Two long term processes are taking place that emerge very clearly from Welsh economic statistics. In all economies, as individuals become wealthier a bigger proportion of their income goes on services – meals in restaurants, entertainment, transport and travel, hairdressing and personal grooming, gardening, decorating and the like. Over time, too, the shape of the economy and the pattern of employment in Wales has converged with that of the rest of the UK and other wealthy parts of the EU.
Between 2001 and 2007 employment in finance and business services in Wales grew by 29 per cent, whereas mining and quarrying was down 38 per cent and manufacturing by 16 per cent where there has been a further steep drop since the start of the present recession. Public administration, (another service sector) was up by 26 per cent.
Manufacturing’s share of GVA fell by 10 percentage points to 17.9 per cent in 2007 in Wales and by 8 percentage points in England to 12.7 per cent. However the fall has been steeper in the UK and Wales than just about anywhere else, apart from Ireland. But this still leaves Wales roughly mid-table among industrialised countries. Mirroring the shift away from manufacturing have been increases in the numbers employed in management and professional occupations and a decline in the numbers in lower skilled work such as process plant and machine operatives.
So, should we be sanguine and accept that more powerful forces than we can influence are at work? Should we just allow these changes – enhanced as they are by the impact of globalisation – to happen, fully expecting it all to turn out all right in the end as Wales just becomes more like everywhere else? The answer is Yes and No.

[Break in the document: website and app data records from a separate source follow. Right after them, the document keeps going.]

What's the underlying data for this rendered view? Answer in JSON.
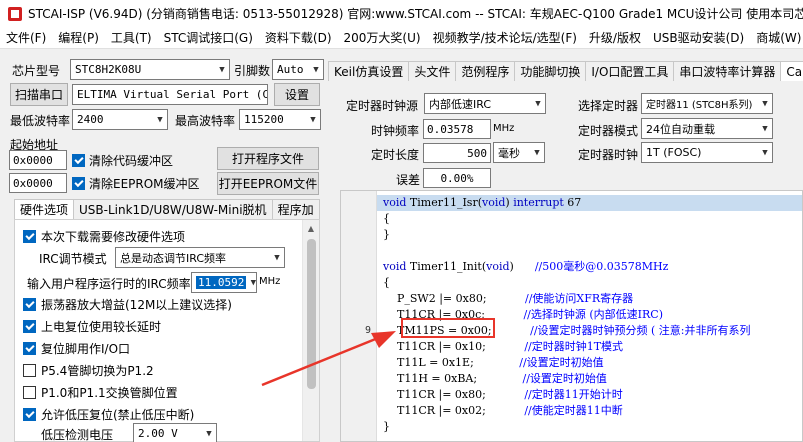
{
  "title": "STCAI-ISP (V6.94D) (分销商销售电话: 0513-55012928) 官网:www.STCAI.com  -- STCAI: 车规AEC-Q100 Grade1 MCU设计公司 使用本司芯片或采购本司芯片的公司",
  "menu": [
    "文件(F)",
    "编程(P)",
    "工具(T)",
    "STC调试接口(G)",
    "资料下载(D)",
    "200万大奖(U)",
    "视频教学/技术论坛/选型(F)",
    "升级/版权",
    "USB驱动安装(D)",
    "商城(W)"
  ],
  "left": {
    "chip_label": "芯片型号",
    "chip_value": "STC8H2K08U",
    "pin_label": "引脚数",
    "pin_value": "Auto",
    "scan_button": "扫描串口",
    "port_value": "ELTIMA Virtual Serial Port (COM",
    "settings_button": "设置",
    "min_baud_label": "最低波特率",
    "min_baud_value": "2400",
    "max_baud_label": "最高波特率",
    "max_baud_value": "115200",
    "start_addr_label": "起始地址",
    "addr1": "0x0000",
    "clear_code_label": "清除代码缓冲区",
    "open_program_button": "打开程序文件",
    "addr2": "0x0000",
    "clear_eeprom_label": "清除EEPROM缓冲区",
    "open_eeprom_button": "打开EEPROM文件",
    "tabs": [
      "硬件选项",
      "USB-Link1D/U8W/U8W-Mini脱机",
      "程序加"
    ],
    "hw": {
      "opt1": "本次下载需要修改硬件选项",
      "irc_mode_label": "IRC调节模式",
      "irc_mode_value": "总是动态调节IRC频率",
      "freq_label": "输入用户程序运行时的IRC频率",
      "freq_value": "11.0592",
      "freq_unit": "MHz",
      "opt2": "振荡器放大增益(12M以上建议选择)",
      "opt3": "上电复位使用较长延时",
      "opt4": "复位脚用作I/O口",
      "opt5": "P5.4管脚切换为P1.2",
      "opt6": "P1.0和P1.1交换管脚位置",
      "opt7": "允许低压复位(禁止低压中断)",
      "lvd_label": "低压检测电压",
      "lvd_value": "2.00 V"
    }
  },
  "right": {
    "tabs": [
      "Keil仿真设置",
      "头文件",
      "范例程序",
      "功能脚切换",
      "I/O口配置工具",
      "串口波特率计算器",
      "Ca"
    ],
    "timer_clk_src_label": "定时器时钟源",
    "timer_clk_src_value": "内部低速IRC",
    "select_timer_label": "选择定时器",
    "select_timer_value": "定时器11 (STC8H系列)",
    "clk_freq_label": "时钟频率",
    "clk_freq_value": "0.03578",
    "clk_freq_unit": "MHz",
    "timer_mode_label": "定时器模式",
    "timer_mode_value": "24位自动重载",
    "timer_len_label": "定时长度",
    "timer_len_value": "500",
    "timer_len_unit": "毫秒",
    "timer_clock_label": "定时器时钟",
    "timer_clock_value": "1T  (FOSC)",
    "error_label": "误差",
    "error_value": "0.00%",
    "code": [
      {
        "ln": "",
        "t": "void Timer11_Isr(void) interrupt 67"
      },
      {
        "ln": "",
        "t": "{"
      },
      {
        "ln": "",
        "t": "}"
      },
      {
        "ln": "",
        "t": ""
      },
      {
        "ln": "",
        "t": "void Timer11_Init(void)      //500毫秒@0.03578MHz"
      },
      {
        "ln": "",
        "t": "{"
      },
      {
        "ln": "",
        "t": "    P_SW2 |= 0x80;           //使能访问XFR寄存器"
      },
      {
        "ln": "",
        "t": "    T11CR |= 0x0c;           //选择时钟源 (内部低速IRC)"
      },
      {
        "ln": "9",
        "t": "    TM11PS = 0x00;           //设置定时器时钟预分频 ( 注意:并非所有系列"
      },
      {
        "ln": "",
        "t": "    T11CR |= 0x10;           //定时器时钟1T模式"
      },
      {
        "ln": "",
        "t": "    T11L = 0x1E;             //设置定时初始值"
      },
      {
        "ln": "",
        "t": "    T11H = 0xBA;             //设置定时初始值"
      },
      {
        "ln": "",
        "t": "    T11CR |= 0x80;           //定时器11开始计时"
      },
      {
        "ln": "",
        "t": "    T11CR |= 0x02;           //使能定时器11中断"
      },
      {
        "ln": "",
        "t": "}"
      }
    ]
  },
  "colors": {
    "accent": "#0067c0",
    "annotation": "#e8352a",
    "highlight": "#c8dcf0"
  }
}
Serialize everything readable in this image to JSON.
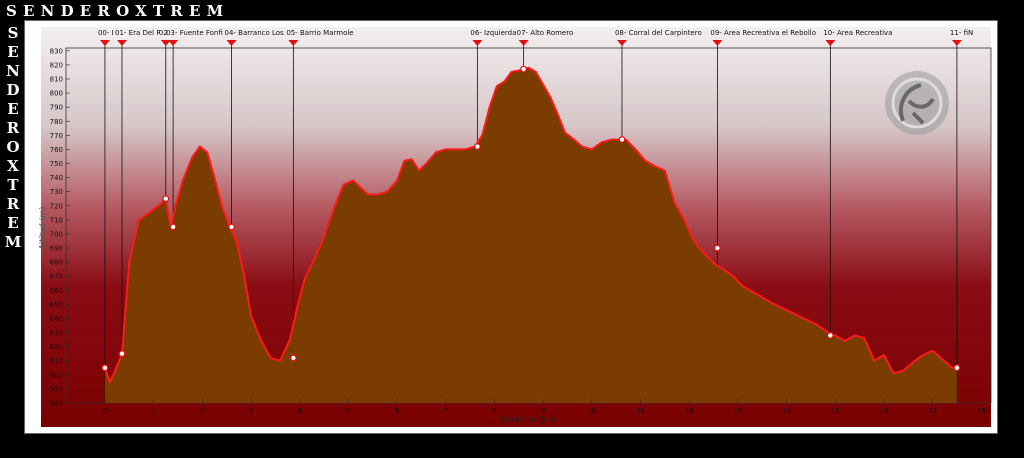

We do have leverage in one area – skills. Wales has large numbers of working age individuals with few or in some cases no qualifications and their employment prospects will remain bleak. Employers requiring large numbers of people with basic skills will never come back to Wales.
The graduate in the Heads of the Valleys will find work – 88 per cent of those of working age in the area are in work compared with an average for the population of all skills throughout Britain of 70 per cent. Of the unskilled and unqualified only 32 per cent in the Valleys and fewer than 50 per cent in Wales or the UK are in work.
This is the problem Wales must solve urgently. These are the people that the Government’s new welfare approach is trying to get back into work one way or another. It will not be easy but it must be done.